-- Opening Marker --

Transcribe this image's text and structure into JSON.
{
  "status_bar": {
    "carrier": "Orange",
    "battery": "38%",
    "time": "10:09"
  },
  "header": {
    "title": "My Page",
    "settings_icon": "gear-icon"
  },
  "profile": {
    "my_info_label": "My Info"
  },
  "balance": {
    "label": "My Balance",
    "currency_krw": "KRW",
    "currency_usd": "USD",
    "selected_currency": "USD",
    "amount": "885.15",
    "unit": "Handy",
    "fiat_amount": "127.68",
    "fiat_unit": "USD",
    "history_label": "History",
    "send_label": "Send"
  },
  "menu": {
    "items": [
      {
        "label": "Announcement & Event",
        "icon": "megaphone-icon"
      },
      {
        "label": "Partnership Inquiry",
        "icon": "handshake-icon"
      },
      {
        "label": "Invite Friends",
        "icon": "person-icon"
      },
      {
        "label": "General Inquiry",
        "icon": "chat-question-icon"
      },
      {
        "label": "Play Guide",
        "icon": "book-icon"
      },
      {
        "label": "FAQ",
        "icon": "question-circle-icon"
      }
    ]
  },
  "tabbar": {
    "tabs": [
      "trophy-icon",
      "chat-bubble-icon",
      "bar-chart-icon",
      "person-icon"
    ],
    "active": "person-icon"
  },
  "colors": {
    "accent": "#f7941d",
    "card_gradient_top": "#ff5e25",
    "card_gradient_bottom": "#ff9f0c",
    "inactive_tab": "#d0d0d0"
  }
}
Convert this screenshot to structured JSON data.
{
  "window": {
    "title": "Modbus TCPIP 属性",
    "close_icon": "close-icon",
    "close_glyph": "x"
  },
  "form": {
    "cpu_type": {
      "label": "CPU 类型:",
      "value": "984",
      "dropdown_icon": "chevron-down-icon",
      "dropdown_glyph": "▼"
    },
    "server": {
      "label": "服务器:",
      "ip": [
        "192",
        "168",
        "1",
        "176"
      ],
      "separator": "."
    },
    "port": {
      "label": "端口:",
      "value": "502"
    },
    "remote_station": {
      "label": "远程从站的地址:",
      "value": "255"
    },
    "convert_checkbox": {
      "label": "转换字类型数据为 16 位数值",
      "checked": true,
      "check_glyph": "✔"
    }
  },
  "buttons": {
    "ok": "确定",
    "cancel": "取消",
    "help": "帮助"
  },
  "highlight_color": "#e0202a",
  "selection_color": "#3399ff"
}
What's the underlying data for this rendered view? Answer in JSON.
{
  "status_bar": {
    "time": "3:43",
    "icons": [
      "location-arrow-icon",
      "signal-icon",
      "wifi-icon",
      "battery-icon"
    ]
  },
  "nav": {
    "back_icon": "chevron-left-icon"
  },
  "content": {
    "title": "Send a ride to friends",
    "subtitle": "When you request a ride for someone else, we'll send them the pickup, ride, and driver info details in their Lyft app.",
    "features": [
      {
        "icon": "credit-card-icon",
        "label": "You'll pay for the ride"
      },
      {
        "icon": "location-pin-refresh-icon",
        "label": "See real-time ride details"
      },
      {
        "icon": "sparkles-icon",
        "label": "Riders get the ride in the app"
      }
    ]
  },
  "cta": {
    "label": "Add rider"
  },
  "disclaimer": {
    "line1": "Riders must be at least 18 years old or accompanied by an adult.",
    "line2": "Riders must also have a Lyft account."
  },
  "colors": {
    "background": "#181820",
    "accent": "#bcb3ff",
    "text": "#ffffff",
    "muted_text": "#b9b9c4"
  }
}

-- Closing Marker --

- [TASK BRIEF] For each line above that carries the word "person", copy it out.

- [SOLUTION BELOW]
        "icon": "person-icon"
      "person-icon"
    "active": "person-icon"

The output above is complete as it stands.